From the News & Observer
RALEIGH The state's official written explanation of the proposed marriage amendment doesn't please those on either side of the argument.
The explanatory language, which will be distributed to county elections officials and news media across the state, was approved Thursday by a three-member commission that meets only for that purpose. The wording on the May 8 ballot has already been decided by the General Assembly. This official explanation is meant to elaborate for anyone who wants to know what the proposed amendment would do.
But that remains hotly debated, and both sides are angling for every advantage in their campaigns. The commission - Secretary of State Elaine Marshall, Attorney General Roy Cooper and Legislative Services Officer George Hall - approved one of more than 10 draft versions that were prepared based on input from the public.

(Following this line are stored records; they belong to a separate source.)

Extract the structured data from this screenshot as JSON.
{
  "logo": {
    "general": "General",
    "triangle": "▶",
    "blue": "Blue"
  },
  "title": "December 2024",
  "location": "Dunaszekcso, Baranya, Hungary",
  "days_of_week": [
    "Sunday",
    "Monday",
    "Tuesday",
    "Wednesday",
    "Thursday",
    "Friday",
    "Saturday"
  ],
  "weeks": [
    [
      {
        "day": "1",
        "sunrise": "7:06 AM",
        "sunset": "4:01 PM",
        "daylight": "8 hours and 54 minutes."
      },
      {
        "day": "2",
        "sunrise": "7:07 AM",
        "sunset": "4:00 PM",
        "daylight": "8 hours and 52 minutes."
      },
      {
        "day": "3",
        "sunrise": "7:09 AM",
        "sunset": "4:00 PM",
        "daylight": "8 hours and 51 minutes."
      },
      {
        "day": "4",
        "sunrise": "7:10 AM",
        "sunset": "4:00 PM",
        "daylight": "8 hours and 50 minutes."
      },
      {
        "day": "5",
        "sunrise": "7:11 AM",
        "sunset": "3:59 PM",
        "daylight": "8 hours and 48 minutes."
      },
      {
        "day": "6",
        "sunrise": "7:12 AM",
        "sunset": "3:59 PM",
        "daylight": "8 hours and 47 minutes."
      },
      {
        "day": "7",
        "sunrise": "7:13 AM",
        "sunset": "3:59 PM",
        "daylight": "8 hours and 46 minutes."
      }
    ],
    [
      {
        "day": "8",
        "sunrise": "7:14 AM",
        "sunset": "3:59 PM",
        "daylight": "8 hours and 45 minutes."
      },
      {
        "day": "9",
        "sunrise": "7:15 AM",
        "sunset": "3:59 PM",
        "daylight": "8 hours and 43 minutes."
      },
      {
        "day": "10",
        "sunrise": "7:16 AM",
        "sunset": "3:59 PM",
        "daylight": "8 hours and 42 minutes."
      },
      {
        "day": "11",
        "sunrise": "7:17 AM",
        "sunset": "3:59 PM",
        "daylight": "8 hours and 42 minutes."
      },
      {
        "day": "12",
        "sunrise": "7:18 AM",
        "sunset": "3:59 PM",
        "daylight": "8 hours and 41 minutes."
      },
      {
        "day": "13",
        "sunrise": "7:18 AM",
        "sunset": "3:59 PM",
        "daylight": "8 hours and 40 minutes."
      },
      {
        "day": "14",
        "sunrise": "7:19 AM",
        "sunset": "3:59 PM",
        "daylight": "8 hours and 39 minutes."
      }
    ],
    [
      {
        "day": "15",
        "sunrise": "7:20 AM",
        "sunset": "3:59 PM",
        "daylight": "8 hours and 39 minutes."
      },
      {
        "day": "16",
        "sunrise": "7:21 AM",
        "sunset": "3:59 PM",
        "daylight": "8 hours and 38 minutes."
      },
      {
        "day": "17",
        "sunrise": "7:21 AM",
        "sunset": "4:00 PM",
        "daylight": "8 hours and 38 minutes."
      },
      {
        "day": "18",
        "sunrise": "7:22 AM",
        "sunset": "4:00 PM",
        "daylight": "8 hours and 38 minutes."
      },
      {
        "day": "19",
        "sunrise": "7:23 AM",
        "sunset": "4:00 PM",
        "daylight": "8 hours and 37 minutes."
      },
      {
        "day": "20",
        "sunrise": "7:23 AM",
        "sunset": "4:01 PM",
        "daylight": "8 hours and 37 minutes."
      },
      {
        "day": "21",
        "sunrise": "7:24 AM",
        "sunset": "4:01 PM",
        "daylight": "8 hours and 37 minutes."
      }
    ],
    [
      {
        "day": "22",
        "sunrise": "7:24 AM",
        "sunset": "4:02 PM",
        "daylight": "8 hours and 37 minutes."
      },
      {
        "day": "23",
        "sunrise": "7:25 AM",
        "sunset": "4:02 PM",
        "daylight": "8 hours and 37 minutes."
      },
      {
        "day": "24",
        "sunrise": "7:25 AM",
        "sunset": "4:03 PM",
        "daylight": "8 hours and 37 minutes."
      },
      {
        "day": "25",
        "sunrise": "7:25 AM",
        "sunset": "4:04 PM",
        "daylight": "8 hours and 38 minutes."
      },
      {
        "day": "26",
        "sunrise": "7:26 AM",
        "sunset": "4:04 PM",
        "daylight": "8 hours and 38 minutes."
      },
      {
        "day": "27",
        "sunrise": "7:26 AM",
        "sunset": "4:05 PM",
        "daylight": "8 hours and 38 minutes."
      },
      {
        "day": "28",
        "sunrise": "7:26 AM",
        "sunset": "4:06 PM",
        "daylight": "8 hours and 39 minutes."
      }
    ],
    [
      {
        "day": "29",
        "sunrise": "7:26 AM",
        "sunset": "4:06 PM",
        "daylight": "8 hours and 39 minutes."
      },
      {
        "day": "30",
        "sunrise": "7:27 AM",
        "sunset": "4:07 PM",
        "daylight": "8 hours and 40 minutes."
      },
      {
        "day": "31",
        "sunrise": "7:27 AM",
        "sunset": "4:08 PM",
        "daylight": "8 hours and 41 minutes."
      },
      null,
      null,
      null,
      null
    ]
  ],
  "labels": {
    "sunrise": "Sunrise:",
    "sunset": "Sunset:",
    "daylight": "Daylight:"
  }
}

The drafts had been run through a software program that scores readability - emphasizing simpler and shorter words and active verbs - aiming for wording that is understandable to anyone with about a high school education. But it was spin more than readability that was really at stake.
The explanation the commission adopted includes more unknowns about the potential effects of the amendment than proponents would have liked. It says that legal experts disagree and the courts will have to determine whether the amendment, which would be a constitutional ban on same-sex marriage, also takes away other protections, as opponents claim.
"It exaggerates the degree of uncertainty of the issue," Rep. Paul "Skip" Stam, a Republican from Apex, said after the meeting.
Tami Fitzgerald, who is running the campaign in favor of the amendment, said, "There's no ambiguity about what 'legal union' means. It's defined in federal law."
Alex Miller, who is working to defeat the proposal, would have preferred a more definitive statement about what protections opponents say the amendment will take away from unmarried couples, not just those in same-sex relationships.
"A well-drafted constitutional amendment would not require the courts to decide," he said.